-- Opening Marker --

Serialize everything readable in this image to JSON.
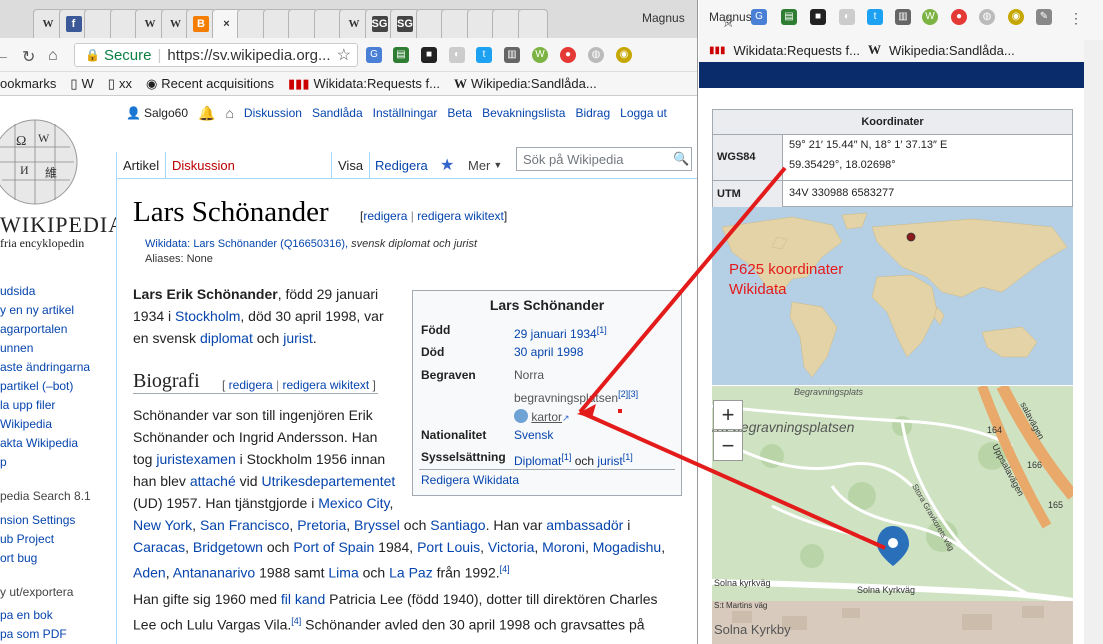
{
  "browser": {
    "tabs_left": [
      "W",
      "f",
      "",
      "",
      "W",
      "W",
      "B",
      "×",
      "",
      "",
      "",
      "",
      "W",
      "SG",
      "SG",
      "",
      "",
      "",
      "",
      ""
    ],
    "profile_name": "Magnus",
    "address": {
      "secure": "Secure",
      "url": "https://sv.wikipedia.org..."
    },
    "bookmarks": [
      "ookmarks",
      "W",
      "xx",
      "Recent acquisitions",
      "Wikidata:Requests f...",
      "Wikipedia:Sandlåda..."
    ],
    "right_bookmarks": [
      "Wikidata:Requests f...",
      "Wikipedia:Sandlåda..."
    ]
  },
  "personal": {
    "user": "Salgo60",
    "links": [
      "Diskussion",
      "Sandlåda",
      "Inställningar",
      "Beta",
      "Bevakningslista",
      "Bidrag",
      "Logga ut"
    ]
  },
  "logo": {
    "name": "WIKIPEDIA",
    "sub": "fria encyklopedin"
  },
  "sidebar": {
    "items": [
      "udsida",
      "y en ny artikel",
      "agarportalen",
      "unnen",
      "aste ändringarna",
      "partikel (–bot)",
      "la upp filer",
      "Wikipedia",
      "akta Wikipedia",
      "p"
    ],
    "head1": "pedia Search 8.1",
    "items2": [
      "nsion Settings",
      "ub Project",
      "ort bug"
    ],
    "head2": "y ut/exportera",
    "items3": [
      "pa en bok",
      "pa som PDF"
    ]
  },
  "wtabs": {
    "article": "Artikel",
    "talk": "Diskussion",
    "read": "Visa",
    "edit": "Redigera",
    "more": "Mer",
    "search_placeholder": "Sök på Wikipedia"
  },
  "article": {
    "title": "Lars Schönander",
    "edit_links": {
      "open": "[",
      "edit": "redigera",
      "sep": "|",
      "wikitext": "redigera wikitext",
      "close": "]"
    },
    "wikidata_line": {
      "prefix": "Wikidata:",
      "label": "Lars Schönander",
      "qid": "(Q16650316),",
      "desc": "svensk diplomat och jurist"
    },
    "aliases": "Aliases: None",
    "intro": [
      {
        "t": "Lars Erik Schönander",
        "b": true
      },
      {
        "t": ", född 29 januari"
      }
    ],
    "intro2": [
      {
        "t": "1934 i "
      },
      {
        "t": "Stockholm",
        "l": true
      },
      {
        "t": ", död 30 april 1998, var"
      }
    ],
    "intro3": [
      {
        "t": "en svensk "
      },
      {
        "t": "diplomat",
        "l": true
      },
      {
        "t": " och "
      },
      {
        "t": "jurist",
        "l": true
      },
      {
        "t": "."
      }
    ],
    "h2": "Biografi",
    "bio": [
      [
        {
          "t": "Schönander var son till ingenjören Erik"
        }
      ],
      [
        {
          "t": "Schönander och Ingrid Andersson. Han"
        }
      ],
      [
        {
          "t": "tog "
        },
        {
          "t": "juristexamen",
          "l": true
        },
        {
          "t": " i Stockholm 1956 innan"
        }
      ],
      [
        {
          "t": "han blev "
        },
        {
          "t": "attaché",
          "l": true
        },
        {
          "t": " vid "
        },
        {
          "t": "Utrikesdepartementet",
          "l": true
        }
      ],
      [
        {
          "t": "(UD) 1957. Han tjänstgjorde i "
        },
        {
          "t": "Mexico City",
          "l": true
        },
        {
          "t": ","
        }
      ],
      [
        {
          "t": "New York",
          "l": true
        },
        {
          "t": ", "
        },
        {
          "t": "San Francisco",
          "l": true
        },
        {
          "t": ", "
        },
        {
          "t": "Pretoria",
          "l": true
        },
        {
          "t": ", "
        },
        {
          "t": "Bryssel",
          "l": true
        },
        {
          "t": " och "
        },
        {
          "t": "Santiago",
          "l": true
        },
        {
          "t": ". Han var "
        },
        {
          "t": "ambassadör",
          "l": true
        },
        {
          "t": " i"
        }
      ],
      [
        {
          "t": "Caracas",
          "l": true
        },
        {
          "t": ", "
        },
        {
          "t": "Bridgetown",
          "l": true
        },
        {
          "t": " och "
        },
        {
          "t": "Port of Spain",
          "l": true
        },
        {
          "t": " 1984, "
        },
        {
          "t": "Port Louis",
          "l": true
        },
        {
          "t": ", "
        },
        {
          "t": "Victoria",
          "l": true
        },
        {
          "t": ", "
        },
        {
          "t": "Moroni",
          "l": true
        },
        {
          "t": ", "
        },
        {
          "t": "Mogadishu",
          "l": true
        },
        {
          "t": ","
        }
      ],
      [
        {
          "t": "Aden",
          "l": true
        },
        {
          "t": ", "
        },
        {
          "t": "Antananarivo",
          "l": true
        },
        {
          "t": " 1988 samt "
        },
        {
          "t": "Lima",
          "l": true
        },
        {
          "t": " och "
        },
        {
          "t": "La Paz",
          "l": true
        },
        {
          "t": " från 1992."
        },
        {
          "t": "[4]",
          "sup": true
        }
      ]
    ],
    "bio2": [
      [
        {
          "t": "Han gifte sig 1960 med "
        },
        {
          "t": "fil kand",
          "l": true
        },
        {
          "t": " Patricia Lee (född 1940), dotter till direktören Charles"
        }
      ],
      [
        {
          "t": "Lee och Lulu Vargas Vila."
        },
        {
          "t": "[4]",
          "sup": true
        },
        {
          "t": " Schönander avled den 30 april 1998 och gravsattes på"
        }
      ]
    ]
  },
  "infobox": {
    "title": "Lars Schönander",
    "rows": [
      {
        "label": "Född",
        "value": "29 januari 1934",
        "ref": "[1]"
      },
      {
        "label": "Död",
        "value": "30 april 1998"
      },
      {
        "label": "Begraven",
        "value1": "Norra",
        "value2": "begravningsplatsen",
        "ref": "[2][3]",
        "maplink": "kartor"
      },
      {
        "label": "Nationalitet",
        "value": "Svensk"
      },
      {
        "label": "Sysselsättning",
        "value": "Diplomat",
        "ref": "[1]",
        "and": "och",
        "value2": "jurist",
        "ref2": "[1]"
      }
    ],
    "footer": "Redigera Wikidata"
  },
  "coords": {
    "header": "Koordinater",
    "wgs_label": "WGS84",
    "wgs_dms": "59° 21′ 15.44″ N, 18° 1′ 37.13″ E",
    "wgs_dec": "59.35429°, 18.02698°",
    "utm_label": "UTM",
    "utm_value": "34V 330988 6583277"
  },
  "annotation": {
    "line1": "P625 koordinater",
    "line2": "Wikidata",
    "color": "#e31b1b"
  },
  "streetmap": {
    "zoom_in": "+",
    "zoom_out": "−",
    "labels": [
      "Begravningsplats",
      "rra begravningsplatsen",
      "Solna Kyrkväg",
      "Solna kyrkväg",
      "Solna Kyrkby",
      "Stora Gravkorets väg",
      "Uppsalavägen",
      "S:t Martins väg",
      "164",
      "166",
      "165",
      "salavägen"
    ]
  }
}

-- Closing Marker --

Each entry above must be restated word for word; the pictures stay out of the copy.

Serialize everything readable in this image to JSON.
{
  "browser": {
    "tabs_left": [
      "W",
      "f",
      "",
      "",
      "W",
      "W",
      "B",
      "×",
      "",
      "",
      "",
      "",
      "W",
      "SG",
      "SG",
      "",
      "",
      "",
      "",
      ""
    ],
    "profile_name": "Magnus",
    "address": {
      "secure": "Secure",
      "url": "https://sv.wikipedia.org..."
    },
    "bookmarks": [
      "ookmarks",
      "W",
      "xx",
      "Recent acquisitions",
      "Wikidata:Requests f...",
      "Wikipedia:Sandlåda..."
    ],
    "right_bookmarks": [
      "Wikidata:Requests f...",
      "Wikipedia:Sandlåda..."
    ]
  },
  "personal": {
    "user": "Salgo60",
    "links": [
      "Diskussion",
      "Sandlåda",
      "Inställningar",
      "Beta",
      "Bevakningslista",
      "Bidrag",
      "Logga ut"
    ]
  },
  "logo": {
    "name": "WIKIPEDIA",
    "sub": "fria encyklopedin"
  },
  "sidebar": {
    "items": [
      "udsida",
      "y en ny artikel",
      "agarportalen",
      "unnen",
      "aste ändringarna",
      "partikel (–bot)",
      "la upp filer",
      "Wikipedia",
      "akta Wikipedia",
      "p"
    ],
    "head1": "pedia Search 8.1",
    "items2": [
      "nsion Settings",
      "ub Project",
      "ort bug"
    ],
    "head2": "y ut/exportera",
    "items3": [
      "pa en bok",
      "pa som PDF"
    ]
  },
  "wtabs": {
    "article": "Artikel",
    "talk": "Diskussion",
    "read": "Visa",
    "edit": "Redigera",
    "more": "Mer",
    "search_placeholder": "Sök på Wikipedia"
  },
  "article": {
    "title": "Lars Schönander",
    "edit_links": {
      "open": "[",
      "edit": "redigera",
      "sep": "|",
      "wikitext": "redigera wikitext",
      "close": "]"
    },
    "wikidata_line": {
      "prefix": "Wikidata:",
      "label": "Lars Schönander",
      "qid": "(Q16650316),",
      "desc": "svensk diplomat och jurist"
    },
    "aliases": "Aliases: None",
    "intro": [
      {
        "t": "Lars Erik Schönander",
        "b": true
      },
      {
        "t": ", född 29 januari"
      }
    ],
    "intro2": [
      {
        "t": "1934 i "
      },
      {
        "t": "Stockholm",
        "l": true
      },
      {
        "t": ", död 30 april 1998, var"
      }
    ],
    "intro3": [
      {
        "t": "en svensk "
      },
      {
        "t": "diplomat",
        "l": true
      },
      {
        "t": " och "
      },
      {
        "t": "jurist",
        "l": true
      },
      {
        "t": "."
      }
    ],
    "h2": "Biografi",
    "bio": [
      [
        {
          "t": "Schönander var son till ingenjören Erik"
        }
      ],
      [
        {
          "t": "Schönander och Ingrid Andersson. Han"
        }
      ],
      [
        {
          "t": "tog "
        },
        {
          "t": "juristexamen",
          "l": true
        },
        {
          "t": " i Stockholm 1956 innan"
        }
      ],
      [
        {
          "t": "han blev "
        },
        {
          "t": "attaché",
          "l": true
        },
        {
          "t": " vid "
        },
        {
          "t": "Utrikesdepartementet",
          "l": true
        }
      ],
      [
        {
          "t": "(UD) 1957. Han tjänstgjorde i "
        },
        {
          "t": "Mexico City",
          "l": true
        },
        {
          "t": ","
        }
      ],
      [
        {
          "t": "New York",
          "l": true
        },
        {
          "t": ", "
        },
        {
          "t": "San Francisco",
          "l": true
        },
        {
          "t": ", "
        },
        {
          "t": "Pretoria",
          "l": true
        },
        {
          "t": ", "
        },
        {
          "t": "Bryssel",
          "l": true
        },
        {
          "t": " och "
        },
        {
          "t": "Santiago",
          "l": true
        },
        {
          "t": ". Han var "
        },
        {
          "t": "ambassadör",
          "l": true
        },
        {
          "t": " i"
        }
      ],
      [
        {
          "t": "Caracas",
          "l": true
        },
        {
          "t": ", "
        },
        {
          "t": "Bridgetown",
          "l": true
        },
        {
          "t": " och "
        },
        {
          "t": "Port of Spain",
          "l": true
        },
        {
          "t": " 1984, "
        },
        {
          "t": "Port Louis",
          "l": true
        },
        {
          "t": ", "
        },
        {
          "t": "Victoria",
          "l": true
        },
        {
          "t": ", "
        },
        {
          "t": "Moroni",
          "l": true
        },
        {
          "t": ", "
        },
        {
          "t": "Mogadishu",
          "l": true
        },
        {
          "t": ","
        }
      ],
      [
        {
          "t": "Aden",
          "l": true
        },
        {
          "t": ", "
        },
        {
          "t": "Antananarivo",
          "l": true
        },
        {
          "t": " 1988 samt "
        },
        {
          "t": "Lima",
          "l": true
        },
        {
          "t": " och "
        },
        {
          "t": "La Paz",
          "l": true
        },
        {
          "t": " från 1992."
        },
        {
          "t": "[4]",
          "sup": true
        }
      ]
    ],
    "bio2": [
      [
        {
          "t": "Han gifte sig 1960 med "
        },
        {
          "t": "fil kand",
          "l": true
        },
        {
          "t": " Patricia Lee (född 1940), dotter till direktören Charles"
        }
      ],
      [
        {
          "t": "Lee och Lulu Vargas Vila."
        },
        {
          "t": "[4]",
          "sup": true
        },
        {
          "t": " Schönander avled den 30 april 1998 och gravsattes på"
        }
      ]
    ]
  },
  "infobox": {
    "title": "Lars Schönander",
    "rows": [
      {
        "label": "Född",
        "value": "29 januari 1934",
        "ref": "[1]"
      },
      {
        "label": "Död",
        "value": "30 april 1998"
      },
      {
        "label": "Begraven",
        "value1": "Norra",
        "value2": "begravningsplatsen",
        "ref": "[2][3]",
        "maplink": "kartor"
      },
      {
        "label": "Nationalitet",
        "value": "Svensk"
      },
      {
        "label": "Sysselsättning",
        "value": "Diplomat",
        "ref": "[1]",
        "and": "och",
        "value2": "jurist",
        "ref2": "[1]"
      }
    ],
    "footer": "Redigera Wikidata"
  },
  "coords": {
    "header": "Koordinater",
    "wgs_label": "WGS84",
    "wgs_dms": "59° 21′ 15.44″ N, 18° 1′ 37.13″ E",
    "wgs_dec": "59.35429°, 18.02698°",
    "utm_label": "UTM",
    "utm_value": "34V 330988 6583277"
  },
  "annotation": {
    "line1": "P625 koordinater",
    "line2": "Wikidata",
    "color": "#e31b1b"
  },
  "streetmap": {
    "zoom_in": "+",
    "zoom_out": "−",
    "labels": [
      "Begravningsplats",
      "rra begravningsplatsen",
      "Solna Kyrkväg",
      "Solna kyrkväg",
      "Solna Kyrkby",
      "Stora Gravkorets väg",
      "Uppsalavägen",
      "S:t Martins väg",
      "164",
      "166",
      "165",
      "salavägen"
    ]
  }
}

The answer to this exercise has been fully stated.